Our next step is to decide which area / suburb we want to invest in. Generally, these are suburbs that either in fully established areas or suburbs in a relatively good proximity to the CBD that enjoy or expect to enjoy a gentrification process.
As an example we can take the inner-West in Melbourne that demonstrates a very similar pattern to the one that we saw in the inner-west of Sydney.
Melbourne Inner-West is projected to follow the success of the Inner-Western suburbs of Sydney.
- Currently Melbourne’s Inner-West is outperforming Melbourne’s Inner-East. A similar trend to Sydney Inner-West from 2011 to 2016.
Step three – invest in the right property
Finally, after finding the preferred area to invest, we need to choose the specific property that carries the lower risk and is projected to deliver a solid return.
Factors to consider in when assessing a specific property:
Property type: House/Semi/Townhouse/Unit
Generally there is a preference for houses over units to deliver a solid capital growth. However, the risk associated with a unit or other property types depends on the specific suburb, which is why it should be assessed on a case-by-case basis.
High rise vs small unit blocks
High rise buildings normally carry a higher risk than small unit blocks from both a capital growth and cash flow perspective. The risk that is associated with a high rise building depends on the specific suburb and other factors such as strata payment and specific property features, all of which should be assessed on a case-by-case basis.
Off the plan vs existing properties
There is the possibility that the value of an off-the-plan property may decrease between the original contract date and settlement. This will result in a capital loss, as the equity in the home could be reduced. The risk is further increased if a pre-settlement valuation for a mortgage loan is less than the original value, as there could be a shortfall in funds to complete the sale. If these funds are unavailable, the buyer might lose the deposit paid for the property. An off the plan property also carries a cash flow risk as the actual rental may not meet the expectations.
Expensive or premium properties
Expensive property price that is significantly higher than the median price for similar properties. This increases the risk of limited demand for this type of property as it only appeals to a smaller number of buyers. It also has a potential impact on the gross rental return. Higher weekly rent levels reduce rental demand for this property as well, resulting in longer vacancy periods and/or rental discounting.

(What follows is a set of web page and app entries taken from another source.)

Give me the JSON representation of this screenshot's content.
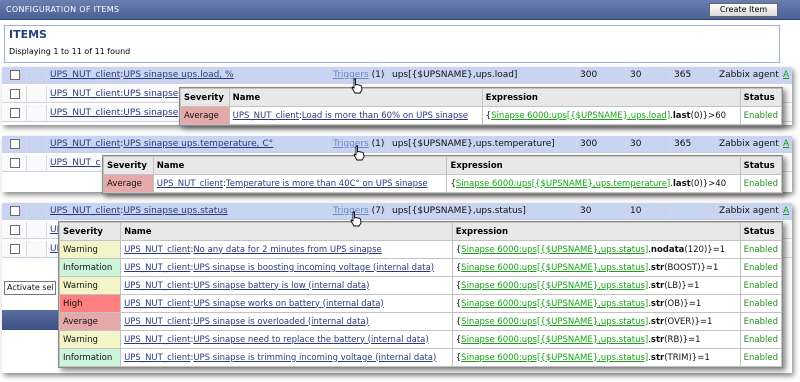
{
  "header": {
    "title": "CONFIGURATION OF ITEMS",
    "create_button": "Create Item"
  },
  "items_box": {
    "title": "ITEMS",
    "displaying": "Displaying 1 to 11 of 11 found"
  },
  "panels": [
    {
      "main_row": {
        "host": "UPS_NUT_client",
        "sep": ":",
        "name": "UPS sinapse ups.load, %",
        "triggers": "Triggers",
        "count": "(1)",
        "key": "ups[{$UPSNAME},ups.load]",
        "interval": "300",
        "history": "30",
        "trends": "365",
        "type": "Zabbix agent",
        "status": "A"
      },
      "stub_rows": [
        "UPS_NUT_client:UPS sinapse",
        "UPS_NUT_client:UPS sinapse"
      ],
      "popup": {
        "headers": [
          "Severity",
          "Name",
          "Expression",
          "Status"
        ],
        "rows": [
          {
            "severity": "Average",
            "sev_class": "average",
            "host": "UPS_NUT_client",
            "sep": ":",
            "name": "Load is more than 60% on UPS sinapse",
            "expr_open": "{",
            "expr_link": "Sinapse 6000:ups[{$UPSNAME},ups.load]",
            "expr_dot": ".",
            "expr_func": "last",
            "expr_rest": "(0)}>60",
            "status": "Enabled"
          }
        ]
      }
    },
    {
      "main_row": {
        "host": "UPS_NUT_client",
        "sep": ":",
        "name": "UPS sinapse ups.temperature, C°",
        "triggers": "Triggers",
        "count": "(1)",
        "key": "ups[{$UPSNAME},ups.temperature]",
        "interval": "300",
        "history": "30",
        "trends": "365",
        "type": "Zabbix agent",
        "status": "A"
      },
      "stub_rows": [
        "UPS_NUT_c"
      ],
      "popup": {
        "headers": [
          "Severity",
          "Name",
          "Expression",
          "Status"
        ],
        "rows": [
          {
            "severity": "Average",
            "sev_class": "average",
            "host": "UPS_NUT_client",
            "sep": ":",
            "name": "Temperature is more than 40C° on UPS sinapse",
            "expr_open": "{",
            "expr_link": "Sinapse 6000:ups[{$UPSNAME},ups.temperature]",
            "expr_dot": ".",
            "expr_func": "last",
            "expr_rest": "(0)}>40",
            "status": "Enabled"
          }
        ]
      }
    },
    {
      "main_row": {
        "host": "UPS_NUT_client",
        "sep": ":",
        "name": "UPS sinapse ups.status",
        "triggers": "Triggers",
        "count": "(7)",
        "key": "ups[{$UPSNAME},ups.status]",
        "interval": "30",
        "history": "10",
        "trends": "",
        "type": "Zabbix agent",
        "status": "A"
      },
      "stub_rows": [
        "UP",
        "UP"
      ],
      "popup": {
        "headers": [
          "Severity",
          "Name",
          "Expression",
          "Status"
        ],
        "rows": [
          {
            "severity": "Warning",
            "sev_class": "warning",
            "host": "UPS_NUT_client",
            "sep": ":",
            "name": "No any data for 2 minutes from UPS sinapse",
            "expr_open": "{",
            "expr_link": "Sinapse 6000:ups[{$UPSNAME},ups.status]",
            "expr_dot": ".",
            "expr_func": "nodata",
            "expr_rest": "(120)}=1",
            "status": "Enabled"
          },
          {
            "severity": "Information",
            "sev_class": "information",
            "host": "UPS_NUT_client",
            "sep": ":",
            "name": "UPS sinapse is boosting incoming voltage (internal data)",
            "expr_open": "{",
            "expr_link": "Sinapse 6000:ups[{$UPSNAME},ups.status]",
            "expr_dot": ".",
            "expr_func": "str",
            "expr_rest": "(BOOST)}=1",
            "status": "Enabled"
          },
          {
            "severity": "Warning",
            "sev_class": "warning",
            "host": "UPS_NUT_client",
            "sep": ":",
            "name": "UPS sinapse battery is low (internal data)",
            "expr_open": "{",
            "expr_link": "Sinapse 6000:ups[{$UPSNAME},ups.status]",
            "expr_dot": ".",
            "expr_func": "str",
            "expr_rest": "(LB)}=1",
            "status": "Enabled"
          },
          {
            "severity": "High",
            "sev_class": "high",
            "host": "UPS_NUT_client",
            "sep": ":",
            "name": "UPS sinapse works on battery (internal data)",
            "expr_open": "{",
            "expr_link": "Sinapse 6000:ups[{$UPSNAME},ups.status]",
            "expr_dot": ".",
            "expr_func": "str",
            "expr_rest": "(OB)}=1",
            "status": "Enabled"
          },
          {
            "severity": "Average",
            "sev_class": "average",
            "host": "UPS_NUT_client",
            "sep": ":",
            "name": "UPS sinapse is overloaded (internal data)",
            "expr_open": "{",
            "expr_link": "Sinapse 6000:ups[{$UPSNAME},ups.status]",
            "expr_dot": ".",
            "expr_func": "str",
            "expr_rest": "(OVER)}=1",
            "status": "Enabled"
          },
          {
            "severity": "Warning",
            "sev_class": "warning",
            "host": "UPS_NUT_client",
            "sep": ":",
            "name": "UPS sinapse need to replace the battery (internal data)",
            "expr_open": "{",
            "expr_link": "Sinapse 6000:ups[{$UPSNAME},ups.status]",
            "expr_dot": ".",
            "expr_func": "str",
            "expr_rest": "(RB)}=1",
            "status": "Enabled"
          },
          {
            "severity": "Information",
            "sev_class": "information",
            "host": "UPS_NUT_client",
            "sep": ":",
            "name": "UPS sinapse is trimming incoming voltage (internal data)",
            "expr_open": "{",
            "expr_link": "Sinapse 6000:ups[{$UPSNAME},ups.status]",
            "expr_dot": ".",
            "expr_func": "str",
            "expr_rest": "(TRIM)}=1",
            "status": "Enabled"
          }
        ]
      }
    }
  ],
  "footer": {
    "action_select": "Activate sel"
  }
}
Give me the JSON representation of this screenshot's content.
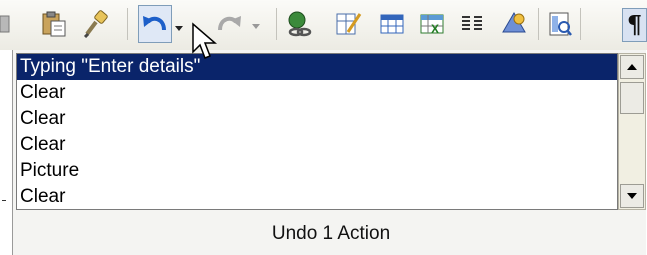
{
  "toolbar": {
    "icons": [
      "partial-icon",
      "paste-icon",
      "format-painter-icon",
      "undo-icon",
      "undo-dropdown-arrow-icon",
      "redo-icon",
      "redo-dropdown-arrow-icon",
      "hyperlink-icon",
      "draw-table-icon",
      "insert-table-icon",
      "insert-spreadsheet-icon",
      "columns-icon",
      "drawing-icon",
      "document-map-icon",
      "show-formatting-icon"
    ],
    "pilcrow": "¶"
  },
  "undo_list": {
    "items": [
      {
        "label": "Typing \"Enter details\"",
        "selected": true
      },
      {
        "label": "Clear",
        "selected": false
      },
      {
        "label": "Clear",
        "selected": false
      },
      {
        "label": "Clear",
        "selected": false
      },
      {
        "label": "Picture",
        "selected": false
      },
      {
        "label": "Clear",
        "selected": false
      }
    ],
    "status": "Undo 1 Action"
  },
  "colors": {
    "selection": "#0a246a",
    "selection_text": "#ffffff",
    "toolbar_highlight": "#dfe8f6"
  }
}
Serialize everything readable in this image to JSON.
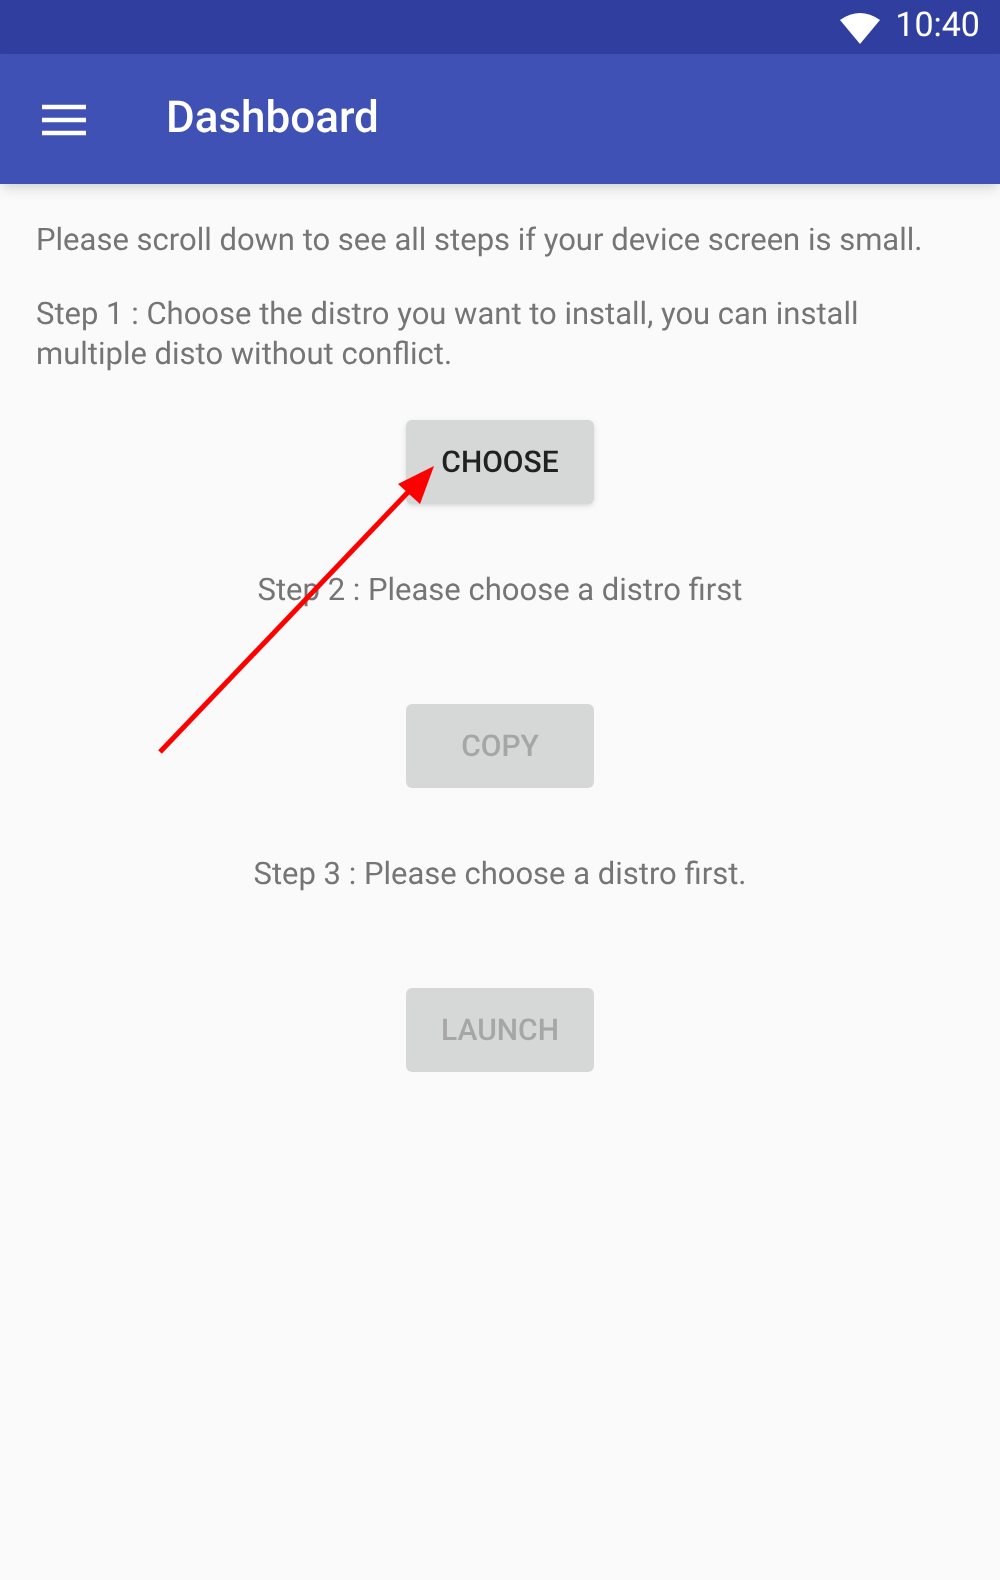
{
  "status_bar": {
    "time": "10:40"
  },
  "app_bar": {
    "title": "Dashboard"
  },
  "intro": "Please scroll down to see all steps if your device screen is small.",
  "steps": [
    {
      "text": "Step 1 : Choose the distro you want to install, you can install multiple disto without conflict.",
      "button": {
        "label": "CHOOSE",
        "disabled": false
      }
    },
    {
      "text": "Step 2 : Please choose a distro first",
      "button": {
        "label": "COPY",
        "disabled": true
      }
    },
    {
      "text": "Step 3 : Please choose a distro first.",
      "button": {
        "label": "LAUNCH",
        "disabled": true
      }
    }
  ],
  "annotations": [
    {
      "kind": "arrow"
    }
  ]
}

Property configuration – number of bedrooms, bathrooms and parking
In various areas, there are different configurations of properties that are desired by buyers and for investment properties, by tenants. A property which doesn’t have the desired configuration (of bedrooms, bathrooms, parking) carries an increased risk of lower demand from home buyers and investors during normal market conditions.